32. Alex Postica, Promo LEX Moldova (Moldova)
33. Natalia Taubina, Public Verdict (Russian Federation)
34. Eugene Simonov, River without Boundaries (International)
35. Sukhgerel Dugersuren, Rivers without Boundaries Mongolia (Mongolia)
36. Askhat Kauymov, Russian Social Ecological Union (Russian Federation)
37. Alexandra Demelchuk, Ukrainian Helsinki Human Rights Union (Ukraine)
38. Regine Richter, Urgewald (Germany)
39. Miguel Martín Zumalacárregui, The World Organisation Against Torture (OMCT) (International)
1 “The Bank will provide financing to privately-owned companies outside the oil and gas sectors, focusing on food processing and distribution, logistics, transport services, packaging, furniture, and hospitality.” EBRD 2014 Country Strategy for Turkmenistan

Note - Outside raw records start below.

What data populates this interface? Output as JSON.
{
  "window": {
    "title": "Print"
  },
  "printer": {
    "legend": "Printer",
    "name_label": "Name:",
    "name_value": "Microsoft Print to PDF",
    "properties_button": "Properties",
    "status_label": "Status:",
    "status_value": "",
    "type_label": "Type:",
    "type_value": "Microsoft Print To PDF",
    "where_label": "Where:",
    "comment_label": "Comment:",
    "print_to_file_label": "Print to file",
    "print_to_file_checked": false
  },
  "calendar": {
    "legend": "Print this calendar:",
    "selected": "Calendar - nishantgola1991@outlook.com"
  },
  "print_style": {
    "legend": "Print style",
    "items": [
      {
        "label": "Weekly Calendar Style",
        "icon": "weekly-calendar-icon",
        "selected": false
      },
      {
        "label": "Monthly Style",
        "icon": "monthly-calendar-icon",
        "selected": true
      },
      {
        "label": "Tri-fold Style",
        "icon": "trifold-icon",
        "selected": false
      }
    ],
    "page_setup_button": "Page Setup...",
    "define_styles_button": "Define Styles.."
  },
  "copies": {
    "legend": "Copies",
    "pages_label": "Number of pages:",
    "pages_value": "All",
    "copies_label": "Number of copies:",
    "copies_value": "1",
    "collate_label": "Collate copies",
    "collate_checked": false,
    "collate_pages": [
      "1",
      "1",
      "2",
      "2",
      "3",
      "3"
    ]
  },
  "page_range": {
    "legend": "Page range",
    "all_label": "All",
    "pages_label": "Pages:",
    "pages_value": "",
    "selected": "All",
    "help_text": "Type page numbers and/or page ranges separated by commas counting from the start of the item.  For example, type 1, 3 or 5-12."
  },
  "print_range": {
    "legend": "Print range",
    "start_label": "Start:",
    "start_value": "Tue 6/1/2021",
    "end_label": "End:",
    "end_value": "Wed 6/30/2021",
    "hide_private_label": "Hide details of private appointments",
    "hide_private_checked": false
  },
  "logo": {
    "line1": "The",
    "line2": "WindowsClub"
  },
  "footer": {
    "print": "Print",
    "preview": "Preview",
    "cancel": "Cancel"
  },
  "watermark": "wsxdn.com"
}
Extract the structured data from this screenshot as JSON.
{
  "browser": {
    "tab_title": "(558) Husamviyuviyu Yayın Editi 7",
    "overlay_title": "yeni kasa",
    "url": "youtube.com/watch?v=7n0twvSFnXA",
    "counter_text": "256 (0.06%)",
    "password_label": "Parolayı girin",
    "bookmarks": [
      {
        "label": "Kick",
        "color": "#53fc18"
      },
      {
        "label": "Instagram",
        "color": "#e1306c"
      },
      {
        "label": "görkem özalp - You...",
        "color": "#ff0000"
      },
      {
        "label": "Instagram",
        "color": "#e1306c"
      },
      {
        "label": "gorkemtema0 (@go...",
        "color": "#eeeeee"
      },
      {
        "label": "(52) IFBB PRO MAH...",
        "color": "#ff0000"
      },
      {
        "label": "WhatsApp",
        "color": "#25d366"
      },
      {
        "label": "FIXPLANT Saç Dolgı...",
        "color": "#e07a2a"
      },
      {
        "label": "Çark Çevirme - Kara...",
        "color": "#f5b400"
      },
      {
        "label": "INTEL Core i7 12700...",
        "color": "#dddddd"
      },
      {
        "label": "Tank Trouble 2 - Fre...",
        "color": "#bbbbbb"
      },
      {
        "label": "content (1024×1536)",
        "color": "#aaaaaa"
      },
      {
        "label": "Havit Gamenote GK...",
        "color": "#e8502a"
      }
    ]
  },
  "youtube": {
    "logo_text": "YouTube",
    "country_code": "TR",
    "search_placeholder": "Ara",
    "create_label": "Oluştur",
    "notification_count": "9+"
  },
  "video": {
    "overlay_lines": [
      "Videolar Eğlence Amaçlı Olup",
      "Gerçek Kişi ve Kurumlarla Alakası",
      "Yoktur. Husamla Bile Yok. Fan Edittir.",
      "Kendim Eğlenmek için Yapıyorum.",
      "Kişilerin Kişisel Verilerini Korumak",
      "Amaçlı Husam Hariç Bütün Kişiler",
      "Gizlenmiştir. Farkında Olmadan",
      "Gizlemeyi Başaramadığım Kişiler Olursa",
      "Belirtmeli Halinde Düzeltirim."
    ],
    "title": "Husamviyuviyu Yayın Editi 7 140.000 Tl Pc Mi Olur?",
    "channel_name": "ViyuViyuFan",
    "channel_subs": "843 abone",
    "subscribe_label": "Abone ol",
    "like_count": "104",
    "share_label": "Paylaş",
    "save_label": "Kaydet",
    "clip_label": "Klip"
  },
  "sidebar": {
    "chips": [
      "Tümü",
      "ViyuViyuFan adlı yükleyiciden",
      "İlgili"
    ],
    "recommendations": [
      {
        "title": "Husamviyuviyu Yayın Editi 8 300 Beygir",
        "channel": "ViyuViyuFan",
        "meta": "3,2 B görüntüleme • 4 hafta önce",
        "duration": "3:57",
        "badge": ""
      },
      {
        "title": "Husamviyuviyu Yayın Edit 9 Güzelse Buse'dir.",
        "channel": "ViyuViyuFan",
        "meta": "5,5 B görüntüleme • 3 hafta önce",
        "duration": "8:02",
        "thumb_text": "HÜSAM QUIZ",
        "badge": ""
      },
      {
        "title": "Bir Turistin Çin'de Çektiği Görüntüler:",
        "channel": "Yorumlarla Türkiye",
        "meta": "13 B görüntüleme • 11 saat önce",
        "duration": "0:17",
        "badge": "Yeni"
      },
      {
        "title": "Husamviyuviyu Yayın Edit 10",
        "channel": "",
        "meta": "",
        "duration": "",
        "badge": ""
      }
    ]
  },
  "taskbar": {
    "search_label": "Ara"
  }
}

2 “The EBRD will not knowingly finance projects that would contravene country obligations under relevant international treaties and agreements, as identified during project appraisal.” EBRD Environmental and Social Policy, pg 2.
3 “A project is categorised A when it could result in potentially significant adverse future environmental and/or social impacts which, at the time of categorisation, cannot readily be identified or assessed, and which, therefore, require a formalised and participatory environmental and social impact assessment process. A list of indicative Category A projects is presented in Appendix 2 to this Policy.” EBRD Environmental and Social Policy, pg 3.
4 “Projects which are planned to be carried out or are likely to have a perceptible impact on sensitive locations of international, national or regional importance, even if the project category does not appear in this list. Such sensitive locations include, inter alia, nature protected areas designated by national or international law, critical habitat or other ecosystems which support priority biodiversity features, areas of archaeological or cultural significance, and areas of importance for Indigenous Peoples or other vulnerable groups.” EBRD Environmental and Social Policy, Annex A, pg 10.
5 “Initial Environmental and Social Examinations (IESEs) will be carried out where insufficient information is available at the time of categorisation to determine the appropriate category and scope of appraisal.” EBRD Environmental and Social Policy, pg 4.
6 Committee against Torture, Concluding Observations on Turkmenistan, available online: http://tbinternet.ohchr.org/Treaties/CA T/Shared%20Documents/TKM/INT_CA T_COC_TKM_25984_E.pd f.
7 “The Bank’ s strategy will be to support sustainable transport, which applies energy efficient technologies and standards and encourages lower-emission modes to reduce energy consumption in the sector